The task →
Could the data below be retyped exactly, without its pictures?

┏━━

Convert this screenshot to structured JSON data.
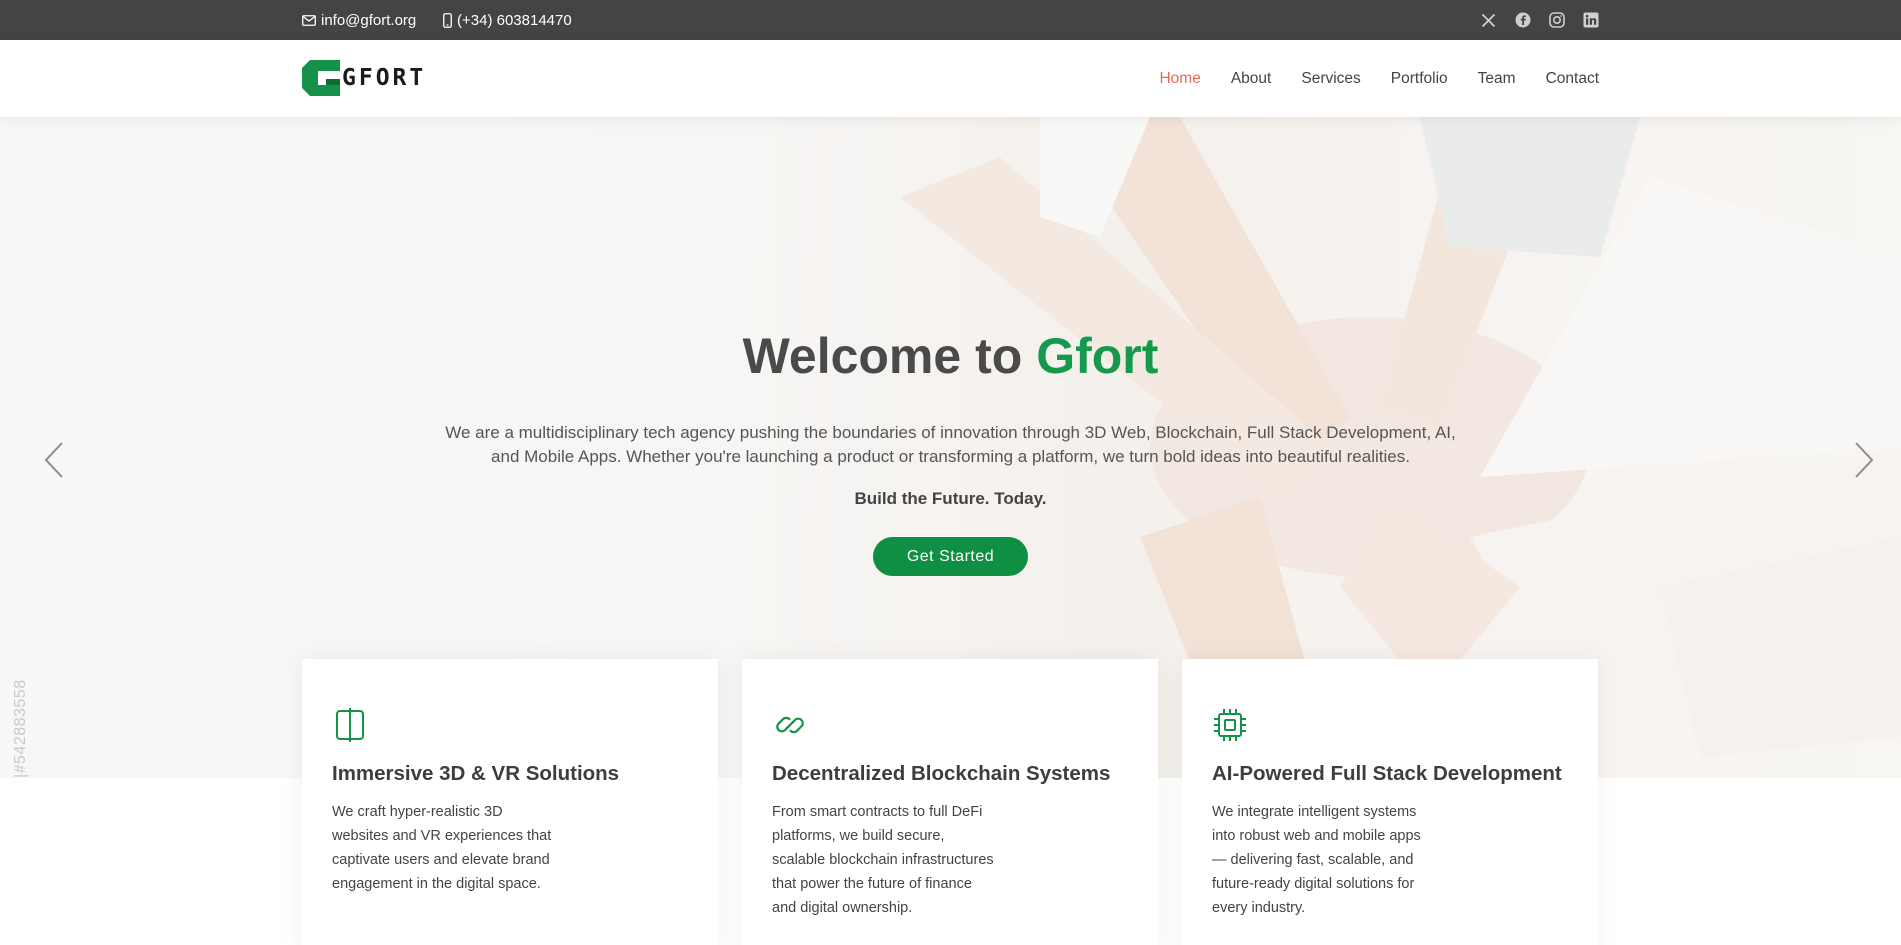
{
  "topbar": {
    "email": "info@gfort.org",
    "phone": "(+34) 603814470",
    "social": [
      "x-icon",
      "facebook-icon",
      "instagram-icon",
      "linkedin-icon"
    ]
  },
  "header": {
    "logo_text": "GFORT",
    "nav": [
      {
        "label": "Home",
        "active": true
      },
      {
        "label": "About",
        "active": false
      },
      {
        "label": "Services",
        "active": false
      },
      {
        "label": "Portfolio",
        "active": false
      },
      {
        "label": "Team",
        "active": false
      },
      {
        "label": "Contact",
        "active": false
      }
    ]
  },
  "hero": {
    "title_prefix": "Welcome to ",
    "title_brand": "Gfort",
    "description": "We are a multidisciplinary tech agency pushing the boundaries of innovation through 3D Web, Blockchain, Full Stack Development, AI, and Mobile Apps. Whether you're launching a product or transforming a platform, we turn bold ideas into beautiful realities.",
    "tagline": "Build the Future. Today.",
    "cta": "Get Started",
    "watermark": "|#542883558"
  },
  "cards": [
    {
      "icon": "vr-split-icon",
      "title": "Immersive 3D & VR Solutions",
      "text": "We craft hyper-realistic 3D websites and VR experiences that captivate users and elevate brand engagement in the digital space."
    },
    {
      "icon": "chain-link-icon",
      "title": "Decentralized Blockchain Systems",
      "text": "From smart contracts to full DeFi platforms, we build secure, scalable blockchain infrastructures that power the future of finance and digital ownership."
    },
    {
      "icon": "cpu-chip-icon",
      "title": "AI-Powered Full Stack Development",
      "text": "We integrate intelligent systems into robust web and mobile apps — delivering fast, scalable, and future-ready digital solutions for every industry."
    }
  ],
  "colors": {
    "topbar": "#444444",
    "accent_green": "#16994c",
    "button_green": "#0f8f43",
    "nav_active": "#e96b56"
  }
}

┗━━

Answer space →
Convert this screenshot to structured JSON data.
{
  "topbar": {
    "email": "info@gfort.org",
    "phone": "(+34) 603814470",
    "social": [
      "x-icon",
      "facebook-icon",
      "instagram-icon",
      "linkedin-icon"
    ]
  },
  "header": {
    "logo_text": "GFORT",
    "nav": [
      {
        "label": "Home",
        "active": true
      },
      {
        "label": "About",
        "active": false
      },
      {
        "label": "Services",
        "active": false
      },
      {
        "label": "Portfolio",
        "active": false
      },
      {
        "label": "Team",
        "active": false
      },
      {
        "label": "Contact",
        "active": false
      }
    ]
  },
  "hero": {
    "title_prefix": "Welcome to ",
    "title_brand": "Gfort",
    "description": "We are a multidisciplinary tech agency pushing the boundaries of innovation through 3D Web, Blockchain, Full Stack Development, AI, and Mobile Apps. Whether you're launching a product or transforming a platform, we turn bold ideas into beautiful realities.",
    "tagline": "Build the Future. Today.",
    "cta": "Get Started",
    "watermark": "|#542883558"
  },
  "cards": [
    {
      "icon": "vr-split-icon",
      "title": "Immersive 3D & VR Solutions",
      "text": "We craft hyper-realistic 3D websites and VR experiences that captivate users and elevate brand engagement in the digital space."
    },
    {
      "icon": "chain-link-icon",
      "title": "Decentralized Blockchain Systems",
      "text": "From smart contracts to full DeFi platforms, we build secure, scalable blockchain infrastructures that power the future of finance and digital ownership."
    },
    {
      "icon": "cpu-chip-icon",
      "title": "AI-Powered Full Stack Development",
      "text": "We integrate intelligent systems into robust web and mobile apps — delivering fast, scalable, and future-ready digital solutions for every industry."
    }
  ],
  "colors": {
    "topbar": "#444444",
    "accent_green": "#16994c",
    "button_green": "#0f8f43",
    "nav_active": "#e96b56"
  }
}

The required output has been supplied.